§ WHAT YOU HAVE TO DO
Using the data below, show every line where the word "color" occurs.

§ Entries taken from a collection
=== Section Start ===

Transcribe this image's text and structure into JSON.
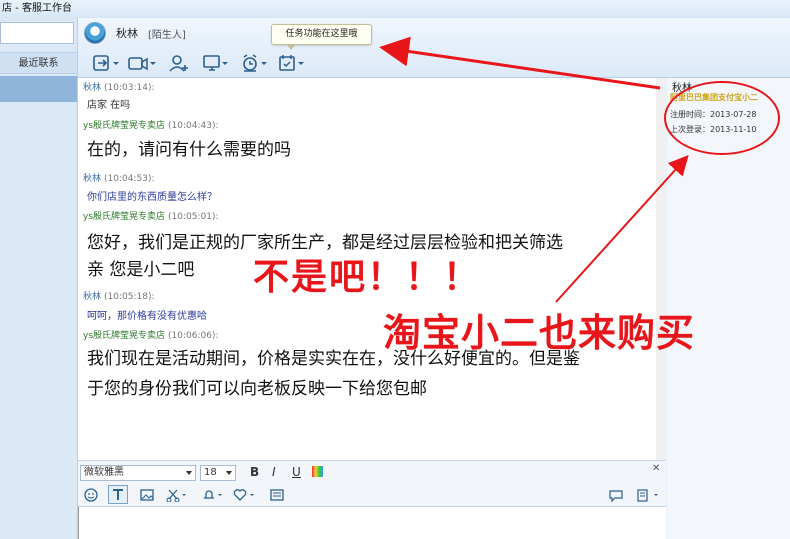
{
  "window": {
    "title": "店 - 客服工作台"
  },
  "left_panel": {
    "recent_label": "最近联系"
  },
  "header": {
    "contact_name": "秋林",
    "contact_tag": "[陌生人]",
    "tooltip": "任务功能在这里哦"
  },
  "toolbar_icons": [
    "transfer-icon",
    "video-icon",
    "add-contact-icon",
    "screen-share-icon",
    "alarm-icon",
    "task-icon"
  ],
  "messages": [
    {
      "sender": "秋林",
      "time": "(10:03:14):",
      "text": "店家 在吗",
      "role": "customer"
    },
    {
      "sender": "ys殷氏牌莹晃专卖店",
      "time": "(10:04:43):",
      "text": "在的，请问有什么需要的吗",
      "role": "seller"
    },
    {
      "sender": "秋林",
      "time": "(10:04:53):",
      "text": "你们店里的东西质量怎么样？",
      "role": "customer"
    },
    {
      "sender": "ys殷氏牌莹晃专卖店",
      "time": "(10:05:01):",
      "text": "您好，我们是正规的厂家所生产，都是经过层层检验和把关筛选",
      "text2": "亲 您是小二吧",
      "role": "seller"
    },
    {
      "sender": "秋林",
      "time": "(10:05:18):",
      "text": "呵呵，那价格有没有优惠哈",
      "role": "customer"
    },
    {
      "sender": "ys殷氏牌莹晃专卖店",
      "time": "(10:06:06):",
      "text": "我们现在是活动期间，价格是实实在在，没什么好便宜的。但是鉴",
      "text2": "于您的身份我们可以向老板反映一下给您包邮",
      "role": "seller"
    }
  ],
  "annotations": {
    "line1": "不是吧！！！",
    "line2": "淘宝小二也来购买",
    "color": "#e8161b"
  },
  "profile": {
    "name": "秋林",
    "company": "阿里巴巴集团支付宝小二",
    "register": "注册时间：2013-07-28",
    "last_login": "上次登录：2013-11-10"
  },
  "input": {
    "font": "微软雅黑",
    "size": "18",
    "bold": "B",
    "italic": "I",
    "underline": "U"
  }
}
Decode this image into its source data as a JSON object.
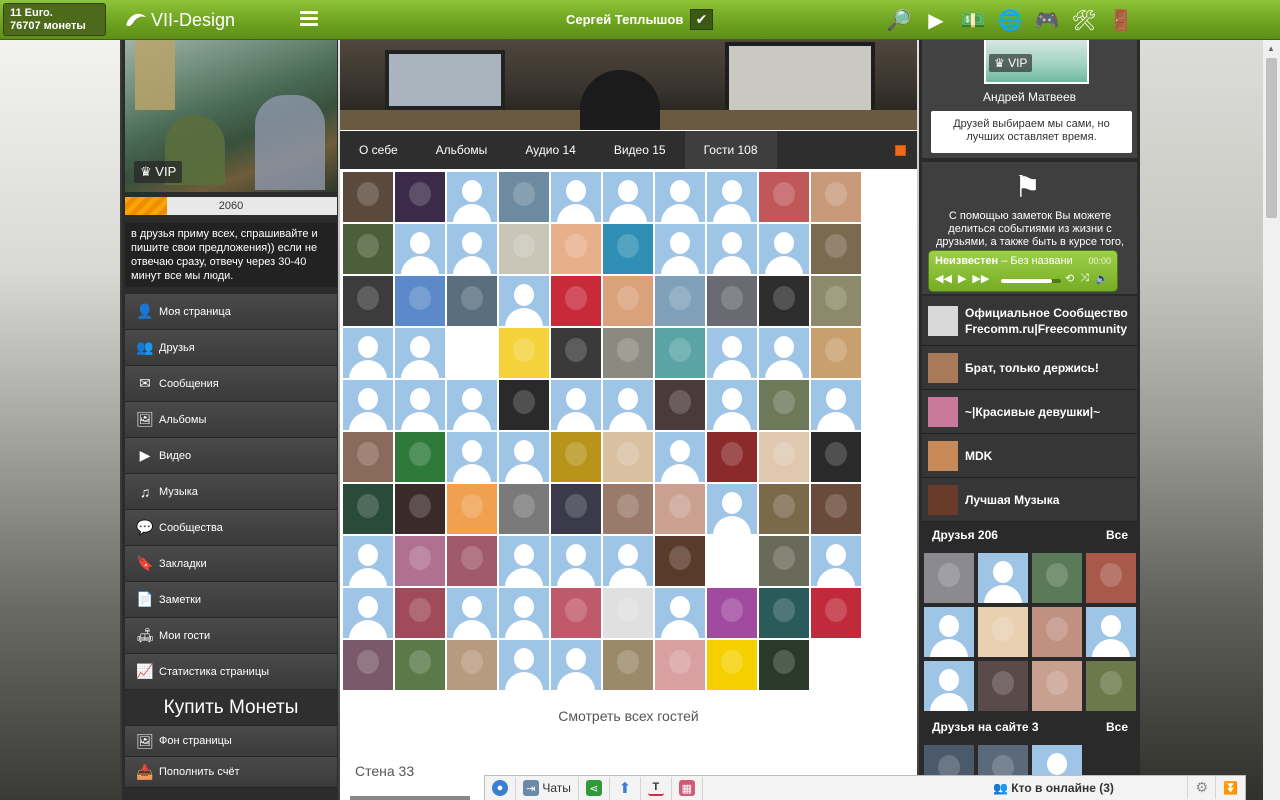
{
  "topbar": {
    "coins_line1": "11 Euro.",
    "coins_line2": "76707 монеты",
    "logo_text": "VII-Design",
    "username": "Сергей Теплышов",
    "verified_glyph": "✔",
    "icons": [
      {
        "name": "search-icon",
        "glyph": "🔎"
      },
      {
        "name": "play-icon",
        "glyph": "▶"
      },
      {
        "name": "wallet-icon",
        "glyph": "💵"
      },
      {
        "name": "globe-icon",
        "glyph": "🌐"
      },
      {
        "name": "gamepad-icon",
        "glyph": "🎮"
      },
      {
        "name": "tools-icon",
        "glyph": "🛠"
      },
      {
        "name": "logout-icon",
        "glyph": "🚪"
      }
    ]
  },
  "left": {
    "vip_label": "VIP",
    "level_value": "2060",
    "level_fill_fraction": 0.2,
    "status_text": "в друзья приму всех, спрашивайте и пишите свои предложения)) если не отвечаю сразу, отвечу через 30-40 минут все мы люди.",
    "menu": [
      {
        "name": "menu-my-page",
        "label": "Моя страница",
        "icon": "👤"
      },
      {
        "name": "menu-friends",
        "label": "Друзья",
        "icon": "👥"
      },
      {
        "name": "menu-messages",
        "label": "Сообщения",
        "icon": "✉"
      },
      {
        "name": "menu-albums",
        "label": "Альбомы",
        "icon": "🖼"
      },
      {
        "name": "menu-video",
        "label": "Видео",
        "icon": "▶"
      },
      {
        "name": "menu-music",
        "label": "Музыка",
        "icon": "♫"
      },
      {
        "name": "menu-communities",
        "label": "Сообщества",
        "icon": "💬"
      },
      {
        "name": "menu-bookmarks",
        "label": "Закладки",
        "icon": "🔖"
      },
      {
        "name": "menu-notes",
        "label": "Заметки",
        "icon": "📄"
      },
      {
        "name": "menu-my-guests",
        "label": "Мои гости",
        "icon": "🛋"
      },
      {
        "name": "menu-page-stats",
        "label": "Статистика страницы",
        "icon": "📈"
      }
    ],
    "buy_coins": "Купить Монеты",
    "menu2": [
      {
        "name": "menu-page-background",
        "label": "Фон страницы",
        "icon": "🖼"
      },
      {
        "name": "menu-top-up",
        "label": "Пополнить счёт",
        "icon": "📥"
      }
    ]
  },
  "tabs": [
    {
      "name": "tab-about",
      "label": "О себе"
    },
    {
      "name": "tab-albums",
      "label": "Альбомы"
    },
    {
      "name": "tab-audio",
      "label": "Аудио 14"
    },
    {
      "name": "tab-video",
      "label": "Видео 15"
    },
    {
      "name": "tab-guests",
      "label": "Гости 108",
      "active": true
    }
  ],
  "guests_grid": [
    [
      "#5b4a3c",
      "#3b2a4a",
      "d",
      "#6c8aa0",
      "d",
      "d",
      "d",
      "d",
      "#c0585a",
      "#c89a7a"
    ],
    [
      "#4d5f3a",
      "d",
      "d",
      "#c9c6b8",
      "#e7b08a",
      "#2f8fb4",
      "d",
      "d",
      "d",
      "#7a6a50"
    ],
    [
      "#3c3c3c",
      "#5c89c9",
      "#5a6e7e",
      "d",
      "#c92a3a",
      "#d9a27a",
      "#7fa0b8",
      "#6a6a72",
      "#2e2e2e",
      "#8c8a6a"
    ],
    [
      "d",
      "d",
      "#ffffff",
      "#f5d23a",
      "#3a3a3a",
      "#8a8a80",
      "#5aa4a6",
      "d",
      "d",
      "#c8a070"
    ],
    [
      "d",
      "d",
      "d",
      "#2a2a2a",
      "d",
      "d",
      "#4a3a3a",
      "d",
      "#6c7a5a",
      "d"
    ],
    [
      "#8a6a5a",
      "#2e7a3a",
      "d",
      "d",
      "#b8941a",
      "#d8c0a0",
      "d",
      "#8a2a2a",
      "#e0c8b0",
      "#2a2a2a"
    ],
    [
      "#2a4a3a",
      "#3a2a2a",
      "#f0a050",
      "#7a7a7a",
      "#3a3a4a",
      "#9a7a6a",
      "#caa090",
      "d",
      "#7a6a4a",
      "#6a4a3a"
    ],
    [
      "d",
      "#b07090",
      "#a05a6a",
      "d",
      "d",
      "d",
      "#5a3a2a",
      "#ffffff",
      "#6a6a5a",
      "d"
    ],
    [
      "d",
      "#a04a5a",
      "d",
      "d",
      "#c05a6a",
      "#e0e0e0",
      "d",
      "#a04aa0",
      "#2a5a5a",
      "#c02a3a"
    ],
    [
      "#7a5a6a",
      "#5a7a4a",
      "#b89a80",
      "d",
      "d",
      "#9a8a6a",
      "#d8a0a0",
      "#f5d000",
      "#2a3a2a",
      null
    ]
  ],
  "see_all_guests": "Смотреть всех гостей",
  "wall_label": "Стена 33",
  "right": {
    "vip_label": "VIP",
    "friend_name": "Андрей Матвеев",
    "friend_status": "Друзей выбираем мы сами, но лучших оставляет время.",
    "notes_text": "С помощью заметок Вы можете делиться событиями из жизни с друзьями, а также быть в курсе того,",
    "player": {
      "artist": "Неизвестен",
      "title": " – Без названи",
      "time": "00:00",
      "progress_fraction": 0.85
    },
    "groups": [
      {
        "name": "group-frecomm",
        "label": "Официальное Сообщество Frecomm.ru|Freecommunity",
        "color": "#d8d8d8",
        "tall": true
      },
      {
        "name": "group-brat",
        "label": "Брат, только держись!",
        "color": "#a87a5a"
      },
      {
        "name": "group-girls",
        "label": "~|Красивые девушки|~",
        "color": "#c97a9a"
      },
      {
        "name": "group-mdk",
        "label": "MDK",
        "color": "#c98a5a"
      },
      {
        "name": "group-music",
        "label": "Лучшая Музыка",
        "color": "#6a3a2a"
      }
    ],
    "friends_label": "Друзья 206",
    "friends_all": "Все",
    "friends_grid": [
      "#8a8a90",
      "d",
      "#5a7a5a",
      "#a85a4a",
      "d",
      "#e8d0b0",
      "#c09080",
      "d",
      "d",
      "#5a4a4a",
      "#c8a090",
      "#6a7a4a"
    ],
    "online_label": "Друзья на сайте 3",
    "online_all": "Все",
    "online_grid": [
      "#4a5a6a",
      "#5a6a7a",
      "d"
    ]
  },
  "bottombar": {
    "chats_label": "Чаты",
    "online_label": "Кто в онлайне (3)"
  }
}
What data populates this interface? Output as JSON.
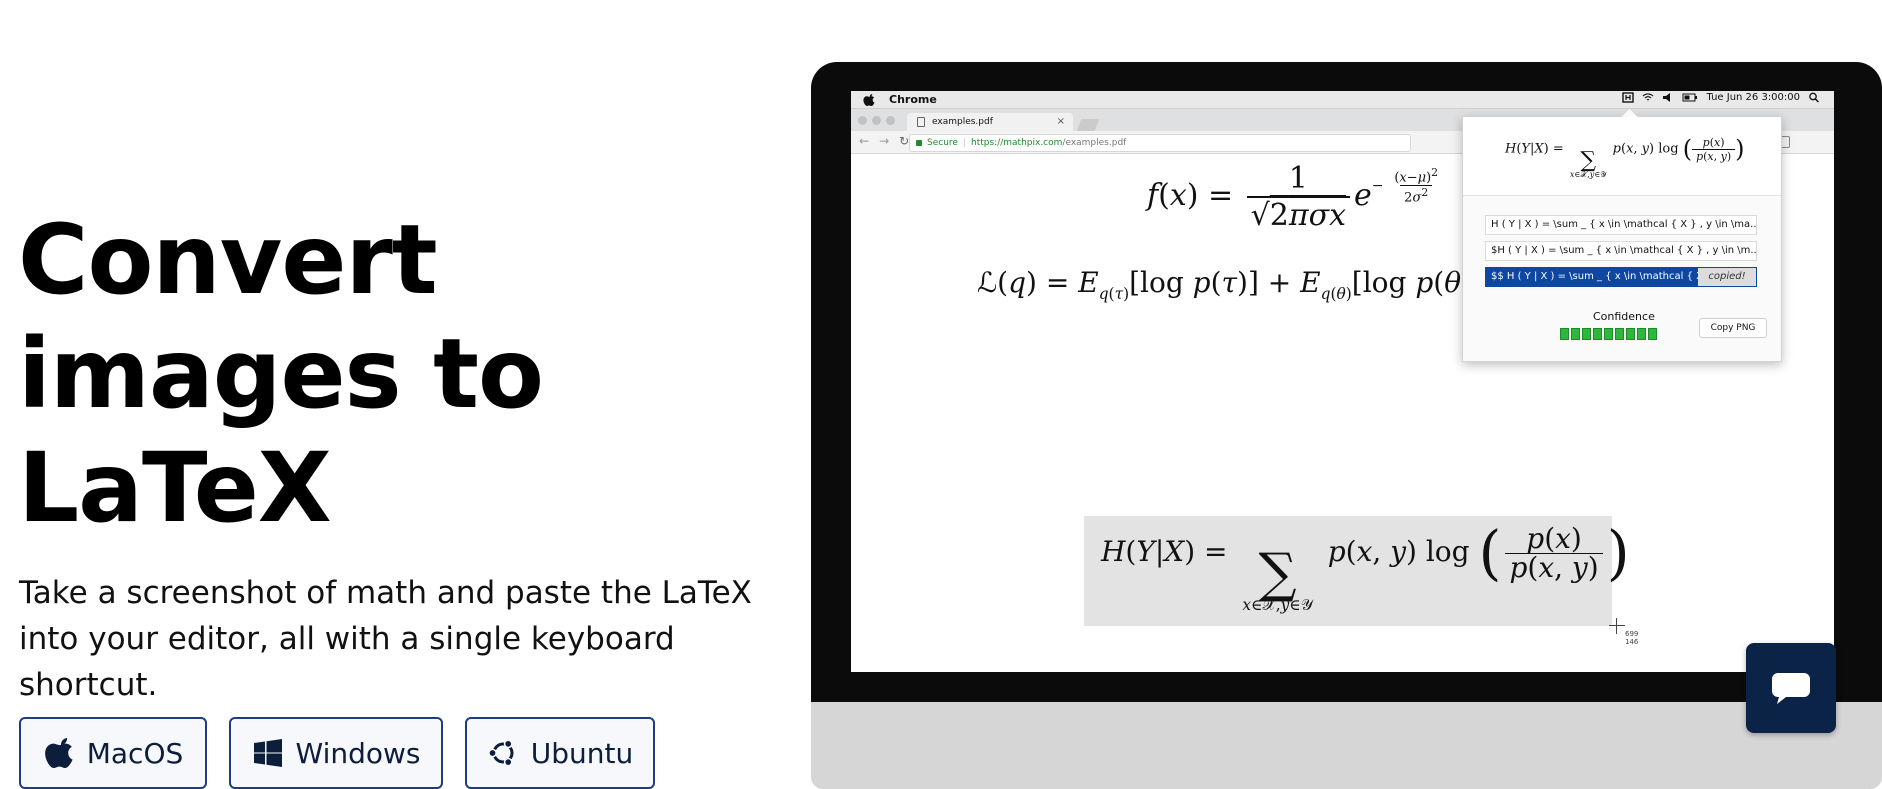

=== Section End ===

§ SOLVED PROBLEM
    "color": "#e8161b"
        "color": "#d8d8d8",
        "color": "#a87a5a"
        "color": "#c97a9a"
        "color": "#c98a5a"
        "color": "#6a3a2a"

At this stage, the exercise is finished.